■ **WHAT NEEDS TO BE DONE**
Each of the following records is to be printed verbatim.

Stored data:
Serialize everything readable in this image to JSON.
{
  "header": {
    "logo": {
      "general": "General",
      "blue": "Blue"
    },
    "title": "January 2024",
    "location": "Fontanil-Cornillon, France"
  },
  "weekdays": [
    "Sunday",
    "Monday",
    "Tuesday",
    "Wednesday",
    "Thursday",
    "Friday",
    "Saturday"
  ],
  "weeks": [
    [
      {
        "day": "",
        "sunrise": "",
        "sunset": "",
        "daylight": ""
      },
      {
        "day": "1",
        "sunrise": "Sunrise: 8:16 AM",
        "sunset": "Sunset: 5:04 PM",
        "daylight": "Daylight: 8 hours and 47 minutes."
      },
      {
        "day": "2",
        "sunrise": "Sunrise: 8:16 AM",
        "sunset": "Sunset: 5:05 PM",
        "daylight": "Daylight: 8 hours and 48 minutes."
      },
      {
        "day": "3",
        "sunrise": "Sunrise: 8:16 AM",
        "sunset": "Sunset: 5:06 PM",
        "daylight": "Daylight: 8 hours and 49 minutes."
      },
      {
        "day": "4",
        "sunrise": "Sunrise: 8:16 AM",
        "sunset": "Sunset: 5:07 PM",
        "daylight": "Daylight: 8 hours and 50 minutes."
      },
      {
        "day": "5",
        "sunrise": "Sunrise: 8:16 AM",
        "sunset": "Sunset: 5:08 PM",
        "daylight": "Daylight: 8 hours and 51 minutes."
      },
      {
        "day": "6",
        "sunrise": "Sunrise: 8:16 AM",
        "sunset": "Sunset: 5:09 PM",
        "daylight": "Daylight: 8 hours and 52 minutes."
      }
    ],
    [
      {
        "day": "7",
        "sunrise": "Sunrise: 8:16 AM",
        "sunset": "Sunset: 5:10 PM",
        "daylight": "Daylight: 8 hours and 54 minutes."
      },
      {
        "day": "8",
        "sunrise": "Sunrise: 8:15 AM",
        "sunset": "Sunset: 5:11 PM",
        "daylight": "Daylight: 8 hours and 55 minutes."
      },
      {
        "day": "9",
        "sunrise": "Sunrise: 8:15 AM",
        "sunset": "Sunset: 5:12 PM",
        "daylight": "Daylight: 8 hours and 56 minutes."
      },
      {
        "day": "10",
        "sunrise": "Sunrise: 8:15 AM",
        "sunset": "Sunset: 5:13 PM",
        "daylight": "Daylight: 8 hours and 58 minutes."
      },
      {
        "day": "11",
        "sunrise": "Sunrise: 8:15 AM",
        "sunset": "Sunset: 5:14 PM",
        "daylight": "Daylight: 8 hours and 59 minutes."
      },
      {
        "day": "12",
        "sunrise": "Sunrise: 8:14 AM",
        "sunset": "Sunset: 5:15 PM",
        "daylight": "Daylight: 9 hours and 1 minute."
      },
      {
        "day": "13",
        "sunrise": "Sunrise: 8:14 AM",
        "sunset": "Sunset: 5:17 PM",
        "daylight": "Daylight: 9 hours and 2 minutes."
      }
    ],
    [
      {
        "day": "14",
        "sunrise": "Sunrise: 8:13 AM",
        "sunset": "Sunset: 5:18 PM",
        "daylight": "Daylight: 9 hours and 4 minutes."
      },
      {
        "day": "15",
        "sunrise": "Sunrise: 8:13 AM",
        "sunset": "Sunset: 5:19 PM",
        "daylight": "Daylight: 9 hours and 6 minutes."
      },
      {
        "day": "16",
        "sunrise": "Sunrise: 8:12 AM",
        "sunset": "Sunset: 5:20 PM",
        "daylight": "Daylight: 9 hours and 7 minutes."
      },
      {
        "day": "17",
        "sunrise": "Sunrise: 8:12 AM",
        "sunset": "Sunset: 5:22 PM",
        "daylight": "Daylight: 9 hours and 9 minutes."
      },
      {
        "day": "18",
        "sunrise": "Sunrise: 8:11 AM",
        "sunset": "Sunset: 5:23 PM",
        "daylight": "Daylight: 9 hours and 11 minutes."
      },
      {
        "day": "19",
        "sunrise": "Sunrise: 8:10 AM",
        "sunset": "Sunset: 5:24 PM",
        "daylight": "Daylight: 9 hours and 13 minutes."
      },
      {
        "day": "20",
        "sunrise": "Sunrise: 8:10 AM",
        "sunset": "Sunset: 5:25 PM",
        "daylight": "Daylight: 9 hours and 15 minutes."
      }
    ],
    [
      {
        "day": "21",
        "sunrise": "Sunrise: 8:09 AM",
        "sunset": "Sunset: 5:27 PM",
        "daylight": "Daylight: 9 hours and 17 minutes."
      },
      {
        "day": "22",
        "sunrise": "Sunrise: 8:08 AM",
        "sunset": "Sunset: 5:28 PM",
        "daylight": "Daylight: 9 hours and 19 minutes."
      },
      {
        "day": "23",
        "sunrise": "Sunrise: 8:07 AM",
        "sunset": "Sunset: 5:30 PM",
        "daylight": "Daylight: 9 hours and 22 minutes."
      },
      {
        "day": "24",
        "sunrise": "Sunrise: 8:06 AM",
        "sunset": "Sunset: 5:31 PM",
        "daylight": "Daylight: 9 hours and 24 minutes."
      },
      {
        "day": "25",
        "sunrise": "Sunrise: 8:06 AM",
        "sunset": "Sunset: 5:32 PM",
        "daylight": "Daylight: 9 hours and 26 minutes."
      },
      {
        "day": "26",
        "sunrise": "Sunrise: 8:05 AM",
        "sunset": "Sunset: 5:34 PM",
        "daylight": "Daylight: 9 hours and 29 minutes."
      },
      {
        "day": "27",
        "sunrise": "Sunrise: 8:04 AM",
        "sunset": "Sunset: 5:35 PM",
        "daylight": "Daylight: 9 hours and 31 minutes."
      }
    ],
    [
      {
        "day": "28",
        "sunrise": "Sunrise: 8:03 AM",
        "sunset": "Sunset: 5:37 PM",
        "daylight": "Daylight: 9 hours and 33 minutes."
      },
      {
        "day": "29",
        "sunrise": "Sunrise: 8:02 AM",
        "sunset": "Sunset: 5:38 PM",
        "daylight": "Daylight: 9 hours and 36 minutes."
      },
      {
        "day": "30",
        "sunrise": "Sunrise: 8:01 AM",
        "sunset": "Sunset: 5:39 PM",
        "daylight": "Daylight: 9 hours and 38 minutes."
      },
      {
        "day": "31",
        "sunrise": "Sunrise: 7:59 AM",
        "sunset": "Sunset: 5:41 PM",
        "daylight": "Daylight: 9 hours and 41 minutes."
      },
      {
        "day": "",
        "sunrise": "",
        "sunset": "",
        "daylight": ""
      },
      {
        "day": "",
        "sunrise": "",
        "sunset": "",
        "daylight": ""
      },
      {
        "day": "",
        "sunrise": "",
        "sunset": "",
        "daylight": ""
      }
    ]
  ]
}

■ **REPLY**
Serialize everything readable in this image to JSON.
{
  "header": {
    "logo": {
      "general": "General",
      "blue": "Blue"
    },
    "title": "January 2024",
    "location": "Fontanil-Cornillon, France"
  },
  "weekdays": [
    "Sunday",
    "Monday",
    "Tuesday",
    "Wednesday",
    "Thursday",
    "Friday",
    "Saturday"
  ],
  "weeks": [
    [
      {
        "day": "",
        "sunrise": "",
        "sunset": "",
        "daylight": ""
      },
      {
        "day": "1",
        "sunrise": "Sunrise: 8:16 AM",
        "sunset": "Sunset: 5:04 PM",
        "daylight": "Daylight: 8 hours and 47 minutes."
      },
      {
        "day": "2",
        "sunrise": "Sunrise: 8:16 AM",
        "sunset": "Sunset: 5:05 PM",
        "daylight": "Daylight: 8 hours and 48 minutes."
      },
      {
        "day": "3",
        "sunrise": "Sunrise: 8:16 AM",
        "sunset": "Sunset: 5:06 PM",
        "daylight": "Daylight: 8 hours and 49 minutes."
      },
      {
        "day": "4",
        "sunrise": "Sunrise: 8:16 AM",
        "sunset": "Sunset: 5:07 PM",
        "daylight": "Daylight: 8 hours and 50 minutes."
      },
      {
        "day": "5",
        "sunrise": "Sunrise: 8:16 AM",
        "sunset": "Sunset: 5:08 PM",
        "daylight": "Daylight: 8 hours and 51 minutes."
      },
      {
        "day": "6",
        "sunrise": "Sunrise: 8:16 AM",
        "sunset": "Sunset: 5:09 PM",
        "daylight": "Daylight: 8 hours and 52 minutes."
      }
    ],
    [
      {
        "day": "7",
        "sunrise": "Sunrise: 8:16 AM",
        "sunset": "Sunset: 5:10 PM",
        "daylight": "Daylight: 8 hours and 54 minutes."
      },
      {
        "day": "8",
        "sunrise": "Sunrise: 8:15 AM",
        "sunset": "Sunset: 5:11 PM",
        "daylight": "Daylight: 8 hours and 55 minutes."
      },
      {
        "day": "9",
        "sunrise": "Sunrise: 8:15 AM",
        "sunset": "Sunset: 5:12 PM",
        "daylight": "Daylight: 8 hours and 56 minutes."
      },
      {
        "day": "10",
        "sunrise": "Sunrise: 8:15 AM",
        "sunset": "Sunset: 5:13 PM",
        "daylight": "Daylight: 8 hours and 58 minutes."
      },
      {
        "day": "11",
        "sunrise": "Sunrise: 8:15 AM",
        "sunset": "Sunset: 5:14 PM",
        "daylight": "Daylight: 8 hours and 59 minutes."
      },
      {
        "day": "12",
        "sunrise": "Sunrise: 8:14 AM",
        "sunset": "Sunset: 5:15 PM",
        "daylight": "Daylight: 9 hours and 1 minute."
      },
      {
        "day": "13",
        "sunrise": "Sunrise: 8:14 AM",
        "sunset": "Sunset: 5:17 PM",
        "daylight": "Daylight: 9 hours and 2 minutes."
      }
    ],
    [
      {
        "day": "14",
        "sunrise": "Sunrise: 8:13 AM",
        "sunset": "Sunset: 5:18 PM",
        "daylight": "Daylight: 9 hours and 4 minutes."
      },
      {
        "day": "15",
        "sunrise": "Sunrise: 8:13 AM",
        "sunset": "Sunset: 5:19 PM",
        "daylight": "Daylight: 9 hours and 6 minutes."
      },
      {
        "day": "16",
        "sunrise": "Sunrise: 8:12 AM",
        "sunset": "Sunset: 5:20 PM",
        "daylight": "Daylight: 9 hours and 7 minutes."
      },
      {
        "day": "17",
        "sunrise": "Sunrise: 8:12 AM",
        "sunset": "Sunset: 5:22 PM",
        "daylight": "Daylight: 9 hours and 9 minutes."
      },
      {
        "day": "18",
        "sunrise": "Sunrise: 8:11 AM",
        "sunset": "Sunset: 5:23 PM",
        "daylight": "Daylight: 9 hours and 11 minutes."
      },
      {
        "day": "19",
        "sunrise": "Sunrise: 8:10 AM",
        "sunset": "Sunset: 5:24 PM",
        "daylight": "Daylight: 9 hours and 13 minutes."
      },
      {
        "day": "20",
        "sunrise": "Sunrise: 8:10 AM",
        "sunset": "Sunset: 5:25 PM",
        "daylight": "Daylight: 9 hours and 15 minutes."
      }
    ],
    [
      {
        "day": "21",
        "sunrise": "Sunrise: 8:09 AM",
        "sunset": "Sunset: 5:27 PM",
        "daylight": "Daylight: 9 hours and 17 minutes."
      },
      {
        "day": "22",
        "sunrise": "Sunrise: 8:08 AM",
        "sunset": "Sunset: 5:28 PM",
        "daylight": "Daylight: 9 hours and 19 minutes."
      },
      {
        "day": "23",
        "sunrise": "Sunrise: 8:07 AM",
        "sunset": "Sunset: 5:30 PM",
        "daylight": "Daylight: 9 hours and 22 minutes."
      },
      {
        "day": "24",
        "sunrise": "Sunrise: 8:06 AM",
        "sunset": "Sunset: 5:31 PM",
        "daylight": "Daylight: 9 hours and 24 minutes."
      },
      {
        "day": "25",
        "sunrise": "Sunrise: 8:06 AM",
        "sunset": "Sunset: 5:32 PM",
        "daylight": "Daylight: 9 hours and 26 minutes."
      },
      {
        "day": "26",
        "sunrise": "Sunrise: 8:05 AM",
        "sunset": "Sunset: 5:34 PM",
        "daylight": "Daylight: 9 hours and 29 minutes."
      },
      {
        "day": "27",
        "sunrise": "Sunrise: 8:04 AM",
        "sunset": "Sunset: 5:35 PM",
        "daylight": "Daylight: 9 hours and 31 minutes."
      }
    ],
    [
      {
        "day": "28",
        "sunrise": "Sunrise: 8:03 AM",
        "sunset": "Sunset: 5:37 PM",
        "daylight": "Daylight: 9 hours and 33 minutes."
      },
      {
        "day": "29",
        "sunrise": "Sunrise: 8:02 AM",
        "sunset": "Sunset: 5:38 PM",
        "daylight": "Daylight: 9 hours and 36 minutes."
      },
      {
        "day": "30",
        "sunrise": "Sunrise: 8:01 AM",
        "sunset": "Sunset: 5:39 PM",
        "daylight": "Daylight: 9 hours and 38 minutes."
      },
      {
        "day": "31",
        "sunrise": "Sunrise: 7:59 AM",
        "sunset": "Sunset: 5:41 PM",
        "daylight": "Daylight: 9 hours and 41 minutes."
      },
      {
        "day": "",
        "sunrise": "",
        "sunset": "",
        "daylight": ""
      },
      {
        "day": "",
        "sunrise": "",
        "sunset": "",
        "daylight": ""
      },
      {
        "day": "",
        "sunrise": "",
        "sunset": "",
        "daylight": ""
      }
    ]
  ]
}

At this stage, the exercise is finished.